Segment Open

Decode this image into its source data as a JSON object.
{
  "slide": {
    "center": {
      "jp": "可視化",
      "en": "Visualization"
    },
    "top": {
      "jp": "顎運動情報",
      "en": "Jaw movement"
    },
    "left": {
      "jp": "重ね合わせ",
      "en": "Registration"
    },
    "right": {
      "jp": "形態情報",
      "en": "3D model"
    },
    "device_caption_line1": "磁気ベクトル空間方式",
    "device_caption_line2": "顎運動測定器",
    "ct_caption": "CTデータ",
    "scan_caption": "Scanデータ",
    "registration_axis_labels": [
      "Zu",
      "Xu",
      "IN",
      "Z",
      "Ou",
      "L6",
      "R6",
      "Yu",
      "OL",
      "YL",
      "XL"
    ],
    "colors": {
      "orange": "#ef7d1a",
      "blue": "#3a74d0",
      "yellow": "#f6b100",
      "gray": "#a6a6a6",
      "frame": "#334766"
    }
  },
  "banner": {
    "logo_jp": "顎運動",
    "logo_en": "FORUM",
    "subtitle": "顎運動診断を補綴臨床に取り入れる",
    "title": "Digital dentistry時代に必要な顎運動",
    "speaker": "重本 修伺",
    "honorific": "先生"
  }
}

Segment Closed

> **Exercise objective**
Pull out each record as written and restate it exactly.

> **Problem solution**
Decode this image into its source data as a JSON object.
{
  "slide": {
    "center": {
      "jp": "可視化",
      "en": "Visualization"
    },
    "top": {
      "jp": "顎運動情報",
      "en": "Jaw movement"
    },
    "left": {
      "jp": "重ね合わせ",
      "en": "Registration"
    },
    "right": {
      "jp": "形態情報",
      "en": "3D model"
    },
    "device_caption_line1": "磁気ベクトル空間方式",
    "device_caption_line2": "顎運動測定器",
    "ct_caption": "CTデータ",
    "scan_caption": "Scanデータ",
    "registration_axis_labels": [
      "Zu",
      "Xu",
      "IN",
      "Z",
      "Ou",
      "L6",
      "R6",
      "Yu",
      "OL",
      "YL",
      "XL"
    ],
    "colors": {
      "orange": "#ef7d1a",
      "blue": "#3a74d0",
      "yellow": "#f6b100",
      "gray": "#a6a6a6",
      "frame": "#334766"
    }
  },
  "banner": {
    "logo_jp": "顎運動",
    "logo_en": "FORUM",
    "subtitle": "顎運動診断を補綴臨床に取り入れる",
    "title": "Digital dentistry時代に必要な顎運動",
    "speaker": "重本 修伺",
    "honorific": "先生"
  }
}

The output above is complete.